15.Hunterlab. Insight on color: CIE L*a*b* color scale. Reston, VA: Hunterlab; 2008.         [ Links ]

16.Zhang Y, Wang SY, Wang CY, Zheng W. Change in strawberry phenolics, anthocyanins, and antioxidant capacity in response to high oxygen treatments. LWT - Food Sci Technol. 2007;49(1):49-57.        [ Links ]

17.Du Plooy GW, Combrinck S, Regnier T, Botha BM. Linking lenticel discolouration of mango (Mangifera indica L.) fruit to reversed-phase HPLC profiles of phenolic compounds. J Hortic Sci Biotechnol. 2009;84:421-426.        [ Links ]

18.Ozturk I, Caliskan O, Tornuk F, Ozcan N, Yalcin H, Balsa M, et al. Antioxidant, antimicrobial, mineral, volatile, physicochemical, and microbial characteristics of traditional home-made Turkish vinegars. LWT - Food Sci Technol. 2015;63 (1):144-151.        [ Links ]

19.Ubeda C, Callejón RM, Troncoso AM, Morales ML. Consumer acceptance of new strawberry vinegars by preference mapping. Int J Food Prop. 2017;20:2760-2771.        [ Links ]

20.Del Mónaco SM, Rodríguez ME, Lopes CA. Pichia kudriavzevii as a representative yeast of North Patagonian wine making terroir. Int J Food Microbiol. 2016;230:31-39.        [ Links ]

21.Wai-Ho C, Lazim AM, Fazry S, Zaki UKH, Lim SJ. Varieties, production, composition and health benefits of vinegars: A review. Food Chem. 2017;489:1621-1630.        [ Links ]

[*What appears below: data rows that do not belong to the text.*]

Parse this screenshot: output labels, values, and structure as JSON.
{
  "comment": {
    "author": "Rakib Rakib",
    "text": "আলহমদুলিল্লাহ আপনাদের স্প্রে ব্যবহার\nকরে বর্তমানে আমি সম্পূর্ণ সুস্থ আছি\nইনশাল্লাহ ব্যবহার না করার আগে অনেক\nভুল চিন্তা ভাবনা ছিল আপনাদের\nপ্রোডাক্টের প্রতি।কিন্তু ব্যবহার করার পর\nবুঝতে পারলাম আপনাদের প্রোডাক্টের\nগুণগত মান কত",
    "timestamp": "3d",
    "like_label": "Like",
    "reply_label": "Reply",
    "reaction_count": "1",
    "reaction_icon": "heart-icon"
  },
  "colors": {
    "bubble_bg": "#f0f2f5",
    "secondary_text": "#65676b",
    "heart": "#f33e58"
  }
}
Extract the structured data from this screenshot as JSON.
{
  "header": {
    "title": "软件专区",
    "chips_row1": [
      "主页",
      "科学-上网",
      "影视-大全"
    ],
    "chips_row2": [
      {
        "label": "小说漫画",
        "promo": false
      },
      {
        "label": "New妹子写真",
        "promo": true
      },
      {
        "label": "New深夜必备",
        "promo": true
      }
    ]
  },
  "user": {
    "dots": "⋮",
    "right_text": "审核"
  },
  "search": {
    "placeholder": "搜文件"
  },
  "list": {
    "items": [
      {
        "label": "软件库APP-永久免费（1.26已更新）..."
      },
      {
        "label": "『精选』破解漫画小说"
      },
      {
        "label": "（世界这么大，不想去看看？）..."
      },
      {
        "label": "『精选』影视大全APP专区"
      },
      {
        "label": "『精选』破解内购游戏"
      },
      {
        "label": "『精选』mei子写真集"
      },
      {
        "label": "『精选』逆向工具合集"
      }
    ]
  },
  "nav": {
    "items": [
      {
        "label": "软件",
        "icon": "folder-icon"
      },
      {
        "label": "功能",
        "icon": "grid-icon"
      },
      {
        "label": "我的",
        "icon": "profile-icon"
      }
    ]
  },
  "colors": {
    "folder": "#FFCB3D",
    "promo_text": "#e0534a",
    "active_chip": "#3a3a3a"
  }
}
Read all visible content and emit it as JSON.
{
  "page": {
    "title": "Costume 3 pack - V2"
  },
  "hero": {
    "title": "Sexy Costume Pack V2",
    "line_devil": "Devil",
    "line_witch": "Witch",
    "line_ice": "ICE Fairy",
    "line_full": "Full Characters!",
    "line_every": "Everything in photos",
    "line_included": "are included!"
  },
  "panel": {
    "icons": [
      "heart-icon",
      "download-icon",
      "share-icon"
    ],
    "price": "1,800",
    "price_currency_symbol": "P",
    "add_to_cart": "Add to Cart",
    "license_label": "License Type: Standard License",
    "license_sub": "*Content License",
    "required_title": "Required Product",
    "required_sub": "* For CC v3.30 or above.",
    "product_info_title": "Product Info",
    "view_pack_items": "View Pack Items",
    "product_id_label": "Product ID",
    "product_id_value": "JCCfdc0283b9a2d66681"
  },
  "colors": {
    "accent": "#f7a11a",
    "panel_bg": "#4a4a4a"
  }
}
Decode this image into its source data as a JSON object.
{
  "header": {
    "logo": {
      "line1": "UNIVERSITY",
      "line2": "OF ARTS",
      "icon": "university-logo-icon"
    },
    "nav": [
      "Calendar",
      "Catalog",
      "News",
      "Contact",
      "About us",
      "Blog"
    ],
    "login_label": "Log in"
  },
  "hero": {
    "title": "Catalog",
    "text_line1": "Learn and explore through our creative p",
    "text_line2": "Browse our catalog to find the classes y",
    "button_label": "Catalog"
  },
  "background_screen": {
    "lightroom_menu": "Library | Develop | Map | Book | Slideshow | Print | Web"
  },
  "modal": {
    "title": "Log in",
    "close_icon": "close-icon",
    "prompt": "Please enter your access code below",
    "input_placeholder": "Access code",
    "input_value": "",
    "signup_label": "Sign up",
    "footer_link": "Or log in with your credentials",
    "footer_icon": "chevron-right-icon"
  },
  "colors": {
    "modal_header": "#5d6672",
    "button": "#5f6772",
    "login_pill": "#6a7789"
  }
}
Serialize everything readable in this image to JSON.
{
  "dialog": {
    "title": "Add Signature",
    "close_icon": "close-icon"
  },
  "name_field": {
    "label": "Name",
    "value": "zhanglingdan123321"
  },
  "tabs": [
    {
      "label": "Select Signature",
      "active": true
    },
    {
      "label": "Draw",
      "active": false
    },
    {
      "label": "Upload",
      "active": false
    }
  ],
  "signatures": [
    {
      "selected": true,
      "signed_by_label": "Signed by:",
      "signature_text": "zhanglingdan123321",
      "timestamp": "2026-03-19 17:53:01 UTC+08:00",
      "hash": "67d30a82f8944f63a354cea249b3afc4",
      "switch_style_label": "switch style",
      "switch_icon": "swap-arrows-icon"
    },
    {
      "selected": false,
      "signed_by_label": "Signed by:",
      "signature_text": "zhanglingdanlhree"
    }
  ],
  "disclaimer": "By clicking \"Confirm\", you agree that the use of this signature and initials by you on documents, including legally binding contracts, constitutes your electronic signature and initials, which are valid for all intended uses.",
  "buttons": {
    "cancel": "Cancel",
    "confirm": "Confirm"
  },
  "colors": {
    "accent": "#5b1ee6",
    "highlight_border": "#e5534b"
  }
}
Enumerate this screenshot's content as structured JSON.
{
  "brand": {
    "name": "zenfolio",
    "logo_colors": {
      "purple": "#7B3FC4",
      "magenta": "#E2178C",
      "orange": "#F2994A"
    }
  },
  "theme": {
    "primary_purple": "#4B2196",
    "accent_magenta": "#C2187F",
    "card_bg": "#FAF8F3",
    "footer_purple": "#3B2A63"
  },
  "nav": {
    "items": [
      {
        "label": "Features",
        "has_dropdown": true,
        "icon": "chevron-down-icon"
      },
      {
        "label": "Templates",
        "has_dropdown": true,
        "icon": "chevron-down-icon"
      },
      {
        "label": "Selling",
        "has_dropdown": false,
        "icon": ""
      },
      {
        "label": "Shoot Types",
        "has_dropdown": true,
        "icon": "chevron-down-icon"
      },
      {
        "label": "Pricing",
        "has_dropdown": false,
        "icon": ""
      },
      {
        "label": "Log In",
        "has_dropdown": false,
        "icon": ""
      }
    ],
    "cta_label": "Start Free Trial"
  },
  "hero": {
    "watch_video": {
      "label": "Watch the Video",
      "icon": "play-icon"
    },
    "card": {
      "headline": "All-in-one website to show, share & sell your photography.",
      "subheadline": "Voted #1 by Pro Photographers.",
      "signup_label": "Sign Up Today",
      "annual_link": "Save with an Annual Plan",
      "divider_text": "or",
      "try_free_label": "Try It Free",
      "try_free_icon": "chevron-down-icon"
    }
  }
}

22.Gullo M, Verzelloni E, Canonico M. Aerobic submerged fermentation by acetic acid bacteria for vinegar production: Process and biotechnological aspects. Process Chem. 2014;49:1571-1579. https://doi.org10.1016/j.procbio.2014.07.003        [ Links ]

23.US Food and Drug Administration (FDA). CPG Sec. 525.825 vinegar, definitions - adulteration with vinegar eels [document on the Internet]. c1995 [cited 2018 Aug 14]. Available from:        [ Links ]

24.Zhengliang-Qi Dong D, Yang H, Xia X. Improving fermented quality of cider vinegar via rational nutrient feeding strategy. Food Chem. 2017;224:312-319.        [ Links ]

25.Moo-Huchi VM, Estrada-Mota I, Estrada-León R, Cuevas-Glory L, Ortiz-Vázquez E, Vargas MD-LVY, et al. Determination of some physicochemical characteristics, bioactive compounds and antioxidant activity of tropical fruits from Yucatan, Mexico. Food Chem. 2014;152:508-515.        [ Links ]

26.Coultate TP. Food: The chemistry of its components. 5th ed. Cambridge, UK: The Royal Society of Chemistry; 2009.         [ Links ]

27.Vagiri M, Jensen M. Influence of juice processing factors on quality of black chokeberry pomace as a future resource for colour extraction. Food Chem. 2017;217:409-417.        [ Links ]

28.Bauer K, Garbe D, Surburg H. Natural raw materials in the flavor and fragrance industry. In: Bauer K, Garbe D, Surburg H, editors. Common fragrance and flavor materials: Preparation, properties and uses. 3rd ed. London: WILEY-VCH; 2007. p. 161-219.         [ Links ]



Thierry Regnier

Received: 09 Apr. 2018
Revised: 14 Aug. 2018
Accepted: 14 Aug. 2018
Published: 27 Nov. 2018

Creative Commons License All the contents of this journal, except where otherwise noted, is licensed under a Creative Commons Attribution License